**The problem:** Whenever a line in the data holds the string "image", pull that line out.
=== Records shown ===
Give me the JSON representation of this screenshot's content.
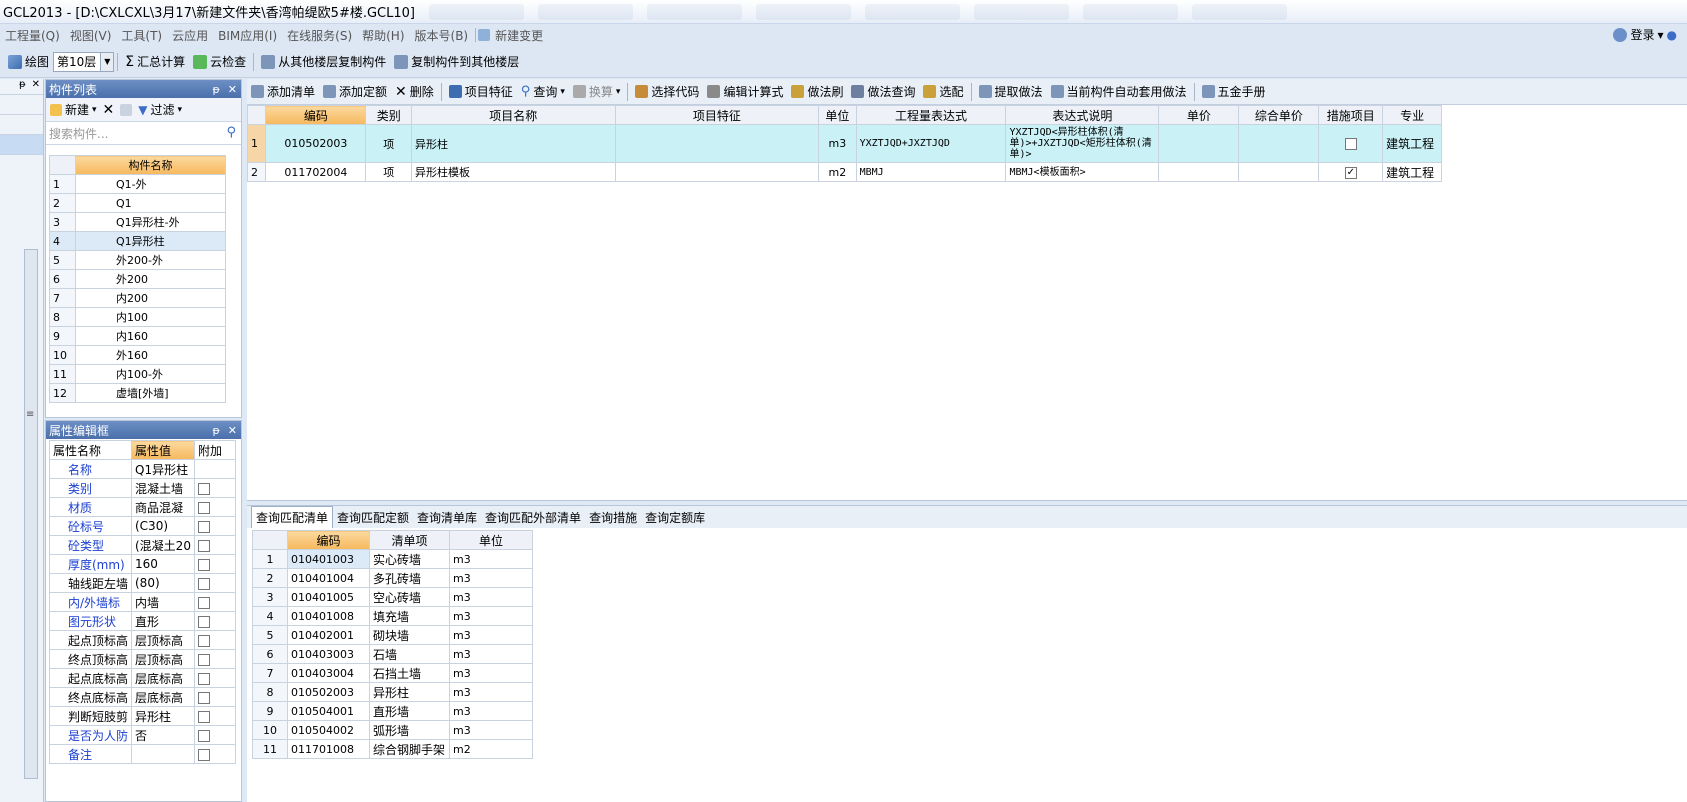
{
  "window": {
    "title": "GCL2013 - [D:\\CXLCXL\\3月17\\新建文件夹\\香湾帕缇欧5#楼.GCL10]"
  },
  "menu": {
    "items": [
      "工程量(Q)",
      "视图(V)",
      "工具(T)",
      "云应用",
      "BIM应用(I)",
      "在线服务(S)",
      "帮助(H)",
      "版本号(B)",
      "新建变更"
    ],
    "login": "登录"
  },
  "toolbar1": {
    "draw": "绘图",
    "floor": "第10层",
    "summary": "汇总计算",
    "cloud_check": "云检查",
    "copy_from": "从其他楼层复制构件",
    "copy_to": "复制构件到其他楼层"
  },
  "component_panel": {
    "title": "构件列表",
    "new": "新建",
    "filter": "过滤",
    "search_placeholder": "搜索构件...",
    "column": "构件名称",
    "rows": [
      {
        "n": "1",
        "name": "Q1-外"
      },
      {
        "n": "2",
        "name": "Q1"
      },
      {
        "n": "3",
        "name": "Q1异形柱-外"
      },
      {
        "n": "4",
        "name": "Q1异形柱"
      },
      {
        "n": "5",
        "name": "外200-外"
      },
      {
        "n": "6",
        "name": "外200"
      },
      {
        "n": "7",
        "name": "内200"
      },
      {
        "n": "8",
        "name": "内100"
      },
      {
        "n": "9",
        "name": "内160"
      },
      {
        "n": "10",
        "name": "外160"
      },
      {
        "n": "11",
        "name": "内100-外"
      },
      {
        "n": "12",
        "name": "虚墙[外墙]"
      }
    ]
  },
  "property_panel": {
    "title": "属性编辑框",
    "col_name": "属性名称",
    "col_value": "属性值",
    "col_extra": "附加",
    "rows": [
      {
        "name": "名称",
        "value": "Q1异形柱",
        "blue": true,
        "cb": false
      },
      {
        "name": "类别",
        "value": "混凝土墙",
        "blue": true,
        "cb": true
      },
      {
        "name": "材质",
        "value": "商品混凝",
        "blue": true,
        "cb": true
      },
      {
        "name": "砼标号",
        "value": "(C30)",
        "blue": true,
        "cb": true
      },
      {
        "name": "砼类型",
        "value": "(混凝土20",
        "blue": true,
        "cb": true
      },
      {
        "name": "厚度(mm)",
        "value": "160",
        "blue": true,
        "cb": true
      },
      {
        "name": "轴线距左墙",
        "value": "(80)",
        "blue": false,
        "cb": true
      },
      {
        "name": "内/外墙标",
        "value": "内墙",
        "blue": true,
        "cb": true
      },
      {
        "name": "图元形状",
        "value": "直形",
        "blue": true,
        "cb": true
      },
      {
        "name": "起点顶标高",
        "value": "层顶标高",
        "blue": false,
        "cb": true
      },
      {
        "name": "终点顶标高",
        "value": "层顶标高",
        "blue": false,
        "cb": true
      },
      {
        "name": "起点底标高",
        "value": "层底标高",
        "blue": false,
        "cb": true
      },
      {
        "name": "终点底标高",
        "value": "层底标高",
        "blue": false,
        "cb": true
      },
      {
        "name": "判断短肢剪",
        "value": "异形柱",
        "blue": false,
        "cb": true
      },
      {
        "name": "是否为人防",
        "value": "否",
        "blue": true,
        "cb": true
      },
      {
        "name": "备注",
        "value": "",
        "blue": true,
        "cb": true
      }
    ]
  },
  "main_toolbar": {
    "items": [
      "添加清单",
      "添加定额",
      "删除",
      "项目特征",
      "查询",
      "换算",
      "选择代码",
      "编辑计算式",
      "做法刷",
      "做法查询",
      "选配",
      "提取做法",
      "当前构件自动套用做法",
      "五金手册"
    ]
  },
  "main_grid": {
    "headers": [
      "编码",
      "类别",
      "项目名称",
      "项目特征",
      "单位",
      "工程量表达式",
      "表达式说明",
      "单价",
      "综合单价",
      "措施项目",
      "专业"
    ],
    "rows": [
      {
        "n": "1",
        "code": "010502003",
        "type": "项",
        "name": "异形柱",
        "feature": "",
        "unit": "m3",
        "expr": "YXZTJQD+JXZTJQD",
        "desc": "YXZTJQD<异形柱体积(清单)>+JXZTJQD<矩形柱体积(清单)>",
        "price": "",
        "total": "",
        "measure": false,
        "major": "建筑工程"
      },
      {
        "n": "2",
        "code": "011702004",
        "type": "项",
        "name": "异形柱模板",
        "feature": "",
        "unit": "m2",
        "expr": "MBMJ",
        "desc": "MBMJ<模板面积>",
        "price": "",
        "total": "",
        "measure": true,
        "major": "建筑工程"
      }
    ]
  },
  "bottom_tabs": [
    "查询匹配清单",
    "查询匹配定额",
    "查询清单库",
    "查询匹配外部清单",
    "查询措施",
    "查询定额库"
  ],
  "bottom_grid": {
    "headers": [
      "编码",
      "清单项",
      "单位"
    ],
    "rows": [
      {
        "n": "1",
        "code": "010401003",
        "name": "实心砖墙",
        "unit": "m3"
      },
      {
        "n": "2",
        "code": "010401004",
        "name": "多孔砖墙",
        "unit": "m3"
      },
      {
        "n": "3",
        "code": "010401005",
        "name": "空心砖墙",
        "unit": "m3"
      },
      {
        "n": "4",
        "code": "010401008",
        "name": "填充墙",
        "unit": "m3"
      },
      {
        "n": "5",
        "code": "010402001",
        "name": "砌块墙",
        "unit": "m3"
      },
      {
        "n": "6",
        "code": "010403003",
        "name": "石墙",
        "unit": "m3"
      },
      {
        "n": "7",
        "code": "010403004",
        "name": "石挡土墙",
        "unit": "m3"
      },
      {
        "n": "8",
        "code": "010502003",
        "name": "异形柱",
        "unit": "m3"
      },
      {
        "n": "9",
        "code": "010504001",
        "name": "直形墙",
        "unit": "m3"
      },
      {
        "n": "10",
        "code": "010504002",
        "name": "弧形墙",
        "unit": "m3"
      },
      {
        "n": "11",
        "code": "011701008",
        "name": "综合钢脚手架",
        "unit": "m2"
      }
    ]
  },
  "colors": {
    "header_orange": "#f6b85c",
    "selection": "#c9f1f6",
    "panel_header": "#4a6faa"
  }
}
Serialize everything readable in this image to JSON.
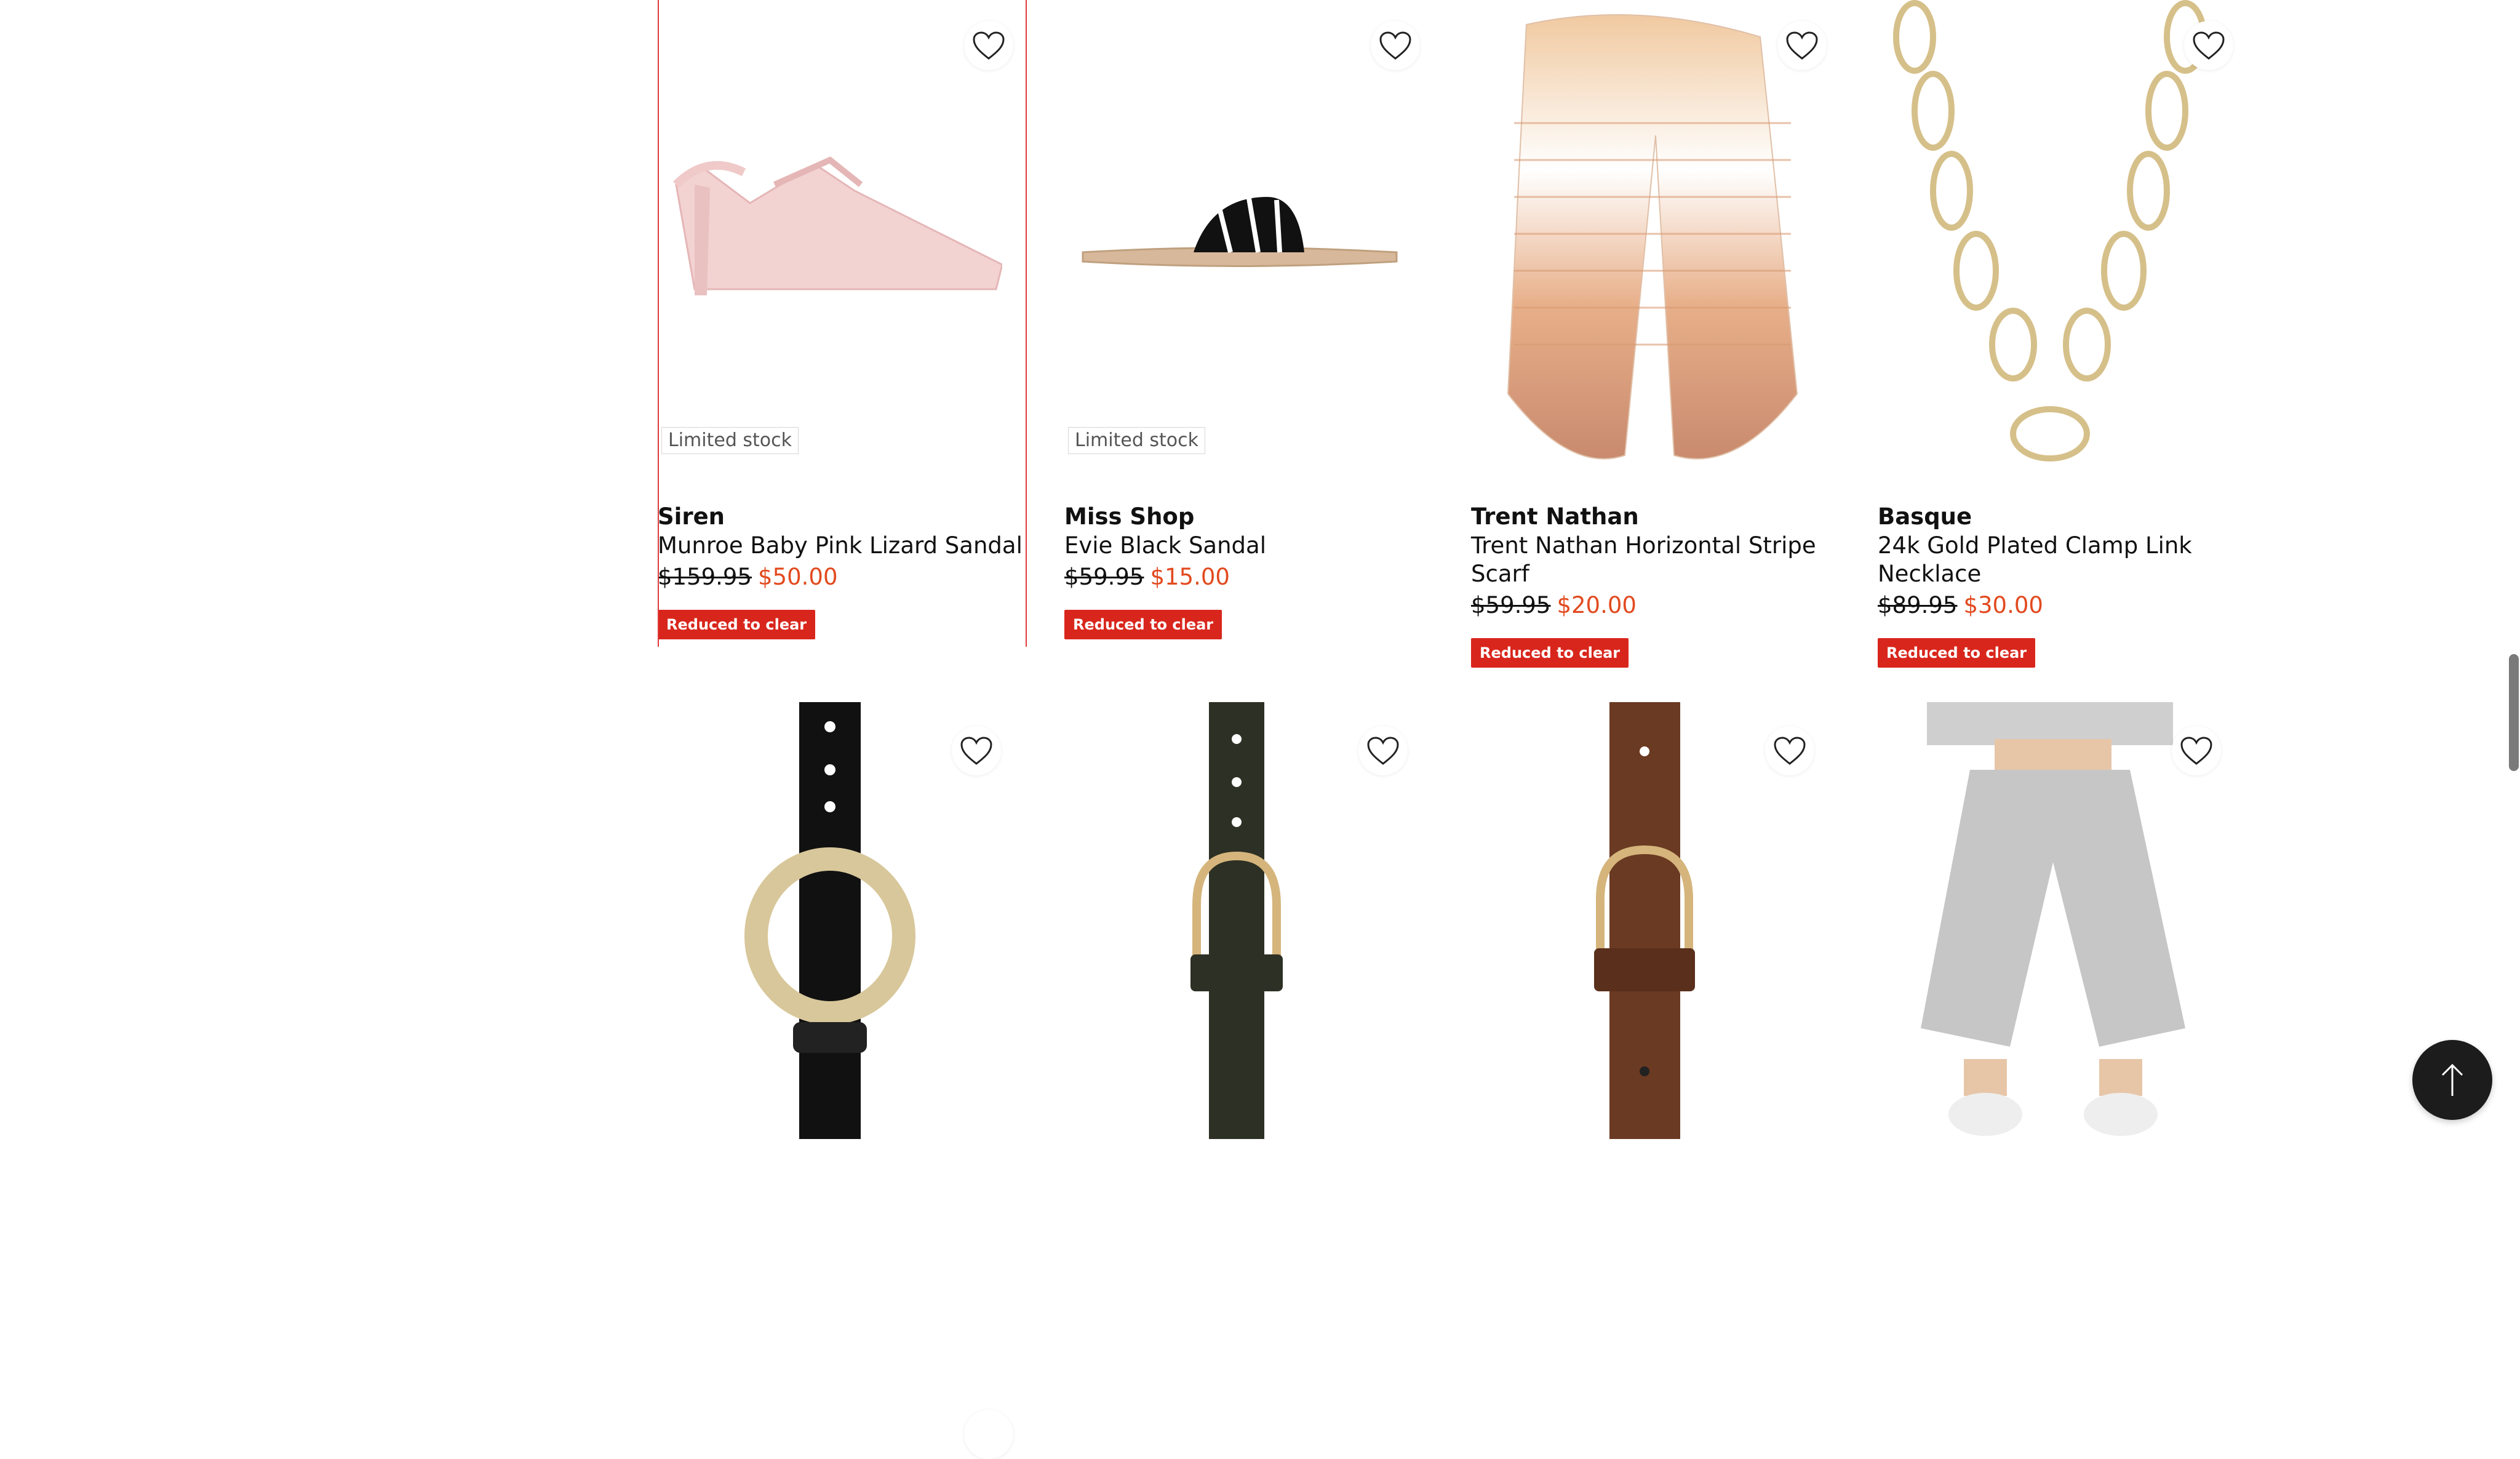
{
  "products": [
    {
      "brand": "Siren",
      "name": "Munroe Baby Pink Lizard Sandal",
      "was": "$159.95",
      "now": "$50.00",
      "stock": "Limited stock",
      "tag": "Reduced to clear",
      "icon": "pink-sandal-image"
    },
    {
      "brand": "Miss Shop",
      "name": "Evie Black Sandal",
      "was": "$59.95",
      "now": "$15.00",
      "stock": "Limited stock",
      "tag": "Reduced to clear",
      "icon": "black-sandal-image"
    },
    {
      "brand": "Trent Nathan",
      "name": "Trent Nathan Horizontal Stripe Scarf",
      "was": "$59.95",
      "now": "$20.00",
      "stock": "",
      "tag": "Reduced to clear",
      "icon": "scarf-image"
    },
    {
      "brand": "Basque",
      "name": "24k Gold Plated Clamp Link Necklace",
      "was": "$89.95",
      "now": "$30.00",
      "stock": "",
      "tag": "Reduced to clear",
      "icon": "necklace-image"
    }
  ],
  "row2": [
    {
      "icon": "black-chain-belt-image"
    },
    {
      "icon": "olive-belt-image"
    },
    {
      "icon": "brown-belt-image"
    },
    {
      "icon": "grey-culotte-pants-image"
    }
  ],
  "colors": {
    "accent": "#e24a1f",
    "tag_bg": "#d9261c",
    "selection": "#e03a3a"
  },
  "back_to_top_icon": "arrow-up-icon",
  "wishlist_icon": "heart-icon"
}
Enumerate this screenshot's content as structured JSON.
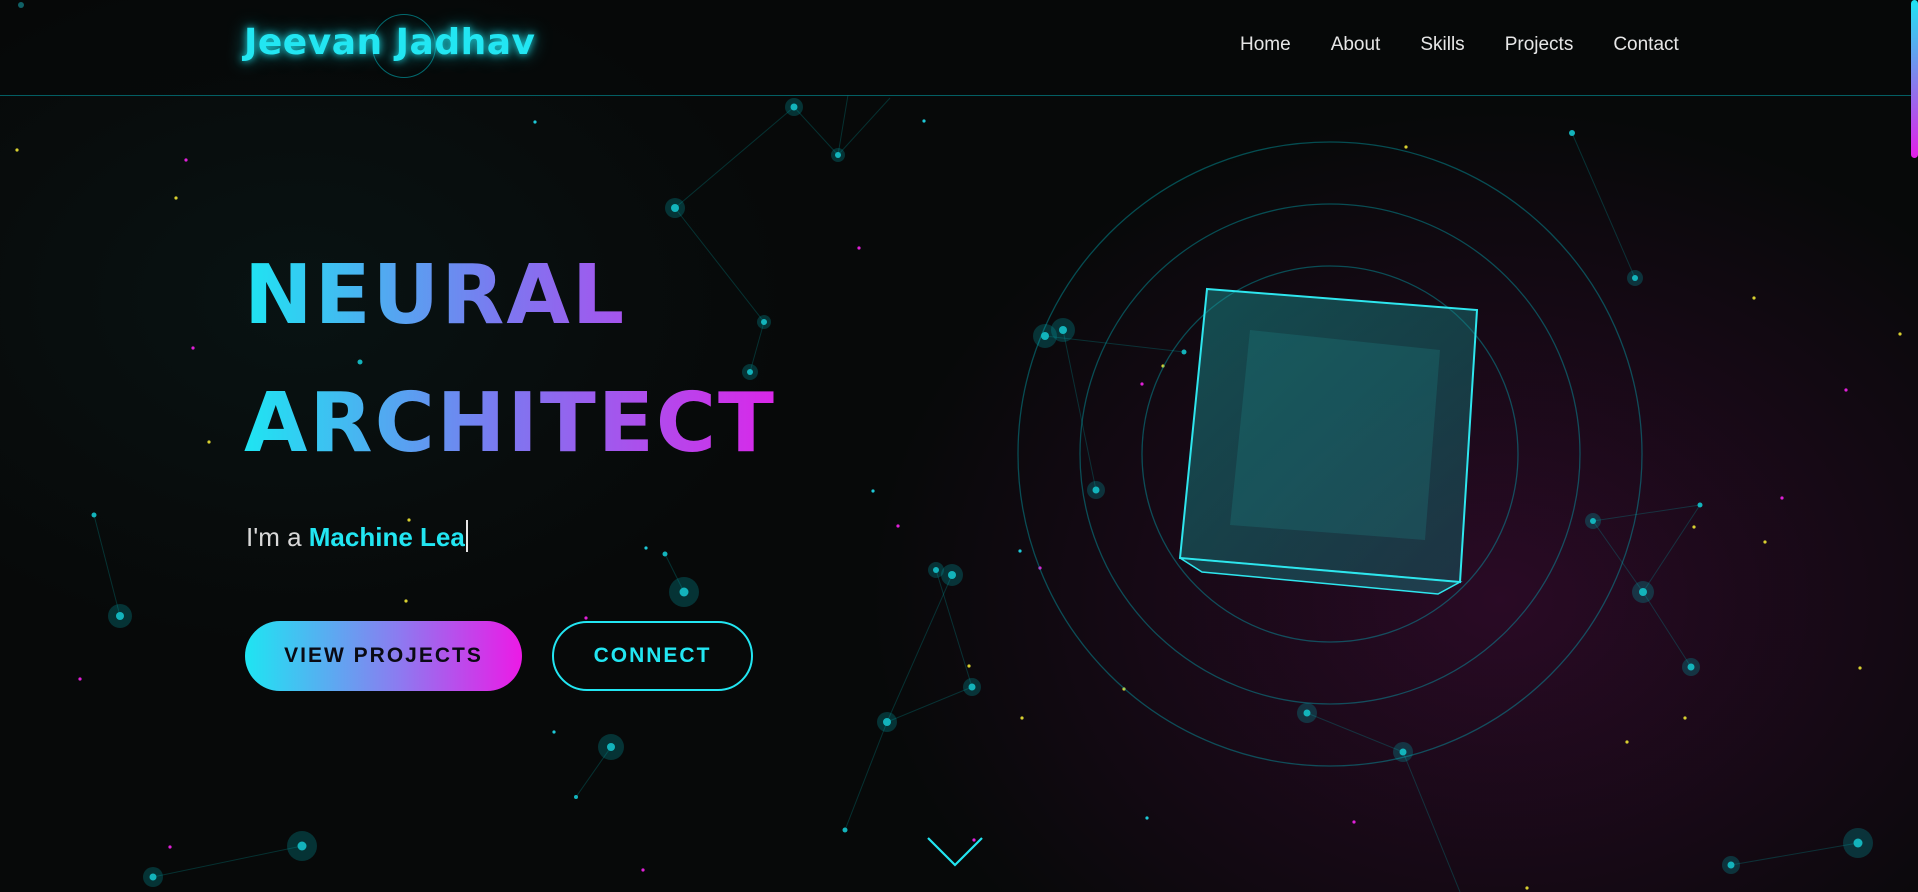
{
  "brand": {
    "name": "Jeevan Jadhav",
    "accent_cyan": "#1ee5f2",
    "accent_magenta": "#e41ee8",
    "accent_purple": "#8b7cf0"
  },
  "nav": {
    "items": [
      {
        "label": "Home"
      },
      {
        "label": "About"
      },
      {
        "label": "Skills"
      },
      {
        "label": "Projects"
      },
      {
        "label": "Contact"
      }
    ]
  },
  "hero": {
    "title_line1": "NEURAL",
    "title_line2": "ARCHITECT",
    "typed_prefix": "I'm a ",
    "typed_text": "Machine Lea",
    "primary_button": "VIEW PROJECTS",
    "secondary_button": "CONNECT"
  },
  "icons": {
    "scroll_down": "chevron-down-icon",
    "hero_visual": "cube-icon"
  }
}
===
**Answer to the exercise:**
Serialize everything readable in this image to JSON.
      "icon": "pink-sandal-image"
      "icon": "black-sandal-image"
      "icon": "scarf-image"
      "icon": "necklace-image"
      "icon": "black-chain-belt-image"
      "icon": "olive-belt-image"
      "icon": "brown-belt-image"
      "icon": "grey-culotte-pants-image"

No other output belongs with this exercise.